Into the House company and Labor Committee Thursday, Daw told lawmakers that 14 states have actually enacted legislation that is similar has been proven to be effective in reducing loan standard prices from 7 to 12 per cent right down to significantly less than 1 per cent.

Tammi Diaz shared the storyline of her economic payday loans georgia spiral downward after she discovered last year that her spouse had applied for payday advances to pay for automobile repairs.

Just exactly exactly What started as $400 to $500 loans ballooned right into a $7,000 financial obligation, Diaz stated, incorporating which they had been motivated to get brand new loans from other payday lenders to attempt to remain afloat.

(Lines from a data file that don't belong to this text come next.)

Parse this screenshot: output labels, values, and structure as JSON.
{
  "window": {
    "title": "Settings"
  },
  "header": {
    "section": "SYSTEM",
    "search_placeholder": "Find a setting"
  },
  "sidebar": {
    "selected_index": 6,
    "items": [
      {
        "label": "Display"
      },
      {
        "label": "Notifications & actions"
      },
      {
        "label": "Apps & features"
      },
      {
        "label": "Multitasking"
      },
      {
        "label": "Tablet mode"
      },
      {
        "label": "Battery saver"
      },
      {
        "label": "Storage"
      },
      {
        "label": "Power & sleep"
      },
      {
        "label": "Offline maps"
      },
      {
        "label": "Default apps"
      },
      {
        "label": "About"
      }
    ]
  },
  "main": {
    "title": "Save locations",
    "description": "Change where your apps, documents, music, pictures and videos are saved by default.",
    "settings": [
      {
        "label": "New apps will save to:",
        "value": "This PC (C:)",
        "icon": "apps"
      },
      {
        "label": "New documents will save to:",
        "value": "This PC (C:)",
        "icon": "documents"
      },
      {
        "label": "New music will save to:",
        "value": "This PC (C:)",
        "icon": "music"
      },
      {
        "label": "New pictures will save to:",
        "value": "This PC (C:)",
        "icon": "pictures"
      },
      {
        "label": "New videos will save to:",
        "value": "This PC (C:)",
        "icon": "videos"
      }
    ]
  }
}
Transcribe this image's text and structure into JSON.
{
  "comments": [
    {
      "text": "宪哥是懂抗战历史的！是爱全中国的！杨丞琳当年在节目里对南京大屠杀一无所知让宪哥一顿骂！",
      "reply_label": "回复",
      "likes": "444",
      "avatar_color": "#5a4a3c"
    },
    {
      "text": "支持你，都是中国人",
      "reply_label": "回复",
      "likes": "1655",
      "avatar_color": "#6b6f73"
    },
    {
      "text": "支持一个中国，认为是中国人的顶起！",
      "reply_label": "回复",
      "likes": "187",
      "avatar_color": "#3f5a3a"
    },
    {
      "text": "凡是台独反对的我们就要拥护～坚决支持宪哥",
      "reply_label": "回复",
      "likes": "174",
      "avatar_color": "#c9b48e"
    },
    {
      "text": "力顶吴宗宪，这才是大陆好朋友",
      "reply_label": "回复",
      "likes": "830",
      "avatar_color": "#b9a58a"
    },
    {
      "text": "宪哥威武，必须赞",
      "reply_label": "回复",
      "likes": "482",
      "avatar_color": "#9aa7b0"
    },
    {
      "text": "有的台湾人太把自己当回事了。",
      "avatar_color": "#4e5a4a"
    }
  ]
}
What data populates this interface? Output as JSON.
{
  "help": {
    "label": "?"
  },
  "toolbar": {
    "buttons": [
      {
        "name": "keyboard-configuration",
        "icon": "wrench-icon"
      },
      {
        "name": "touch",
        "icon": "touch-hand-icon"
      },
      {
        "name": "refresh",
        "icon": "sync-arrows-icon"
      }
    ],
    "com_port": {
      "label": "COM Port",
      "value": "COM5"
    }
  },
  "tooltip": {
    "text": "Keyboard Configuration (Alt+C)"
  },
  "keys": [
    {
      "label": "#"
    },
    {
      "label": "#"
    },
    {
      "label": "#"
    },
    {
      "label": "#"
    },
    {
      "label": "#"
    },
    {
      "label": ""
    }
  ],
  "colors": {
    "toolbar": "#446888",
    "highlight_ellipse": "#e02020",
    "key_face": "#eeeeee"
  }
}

“The payday loan providers harassed him at your workplace after which they reached where these were calling me to my mobile phone,” Diaz said. “They bullied us” and drained their bank-account as well as took her Social safety check.

“It ended up being advised that individuals remove bankruptcy,” Diaz stated. “We came near to losing every thing and our home.”

Kip Cashmore, whom has United States Of America money Services shops and additionally functions as president for the Utah customer Lenders Association, talked against Daw’s bill.

“If you realize the present pay day loan structure bill (passed because of the Utah Legislature a year ago), to have a $350 loan to attain $10,000 is totally impossible,” Cashmore said, saying the mortgage can extend for 10 weeks maximum, after which continues on a no-interest paydown.

But, Cashmore failed to deal with the matter of low-income consumers whom sign up for a few loans from numerous loan providers.

Ogden resident Eric Stine stated he became conscious of the nagging issue whenever as being a work supervisor he discovered himself overwhelmed with telephone telephone calls from payday loan providers about two of their workers.

“ we think there must be more done with payday financing and much more actions taken, but i do believe Representative Daw’s is an excellent initial step to stop the punishment associated with lower-income those who can’t manage to spend them right right back,” Stine stated.

The committee voted 6 to 3 against moving the balance about the House for further debate.

“There’s been lots of fear and uncertainty spread about the bill,” Daw stated following the vote. “We’re most likely done for this 12 months, but there’s always the following year.”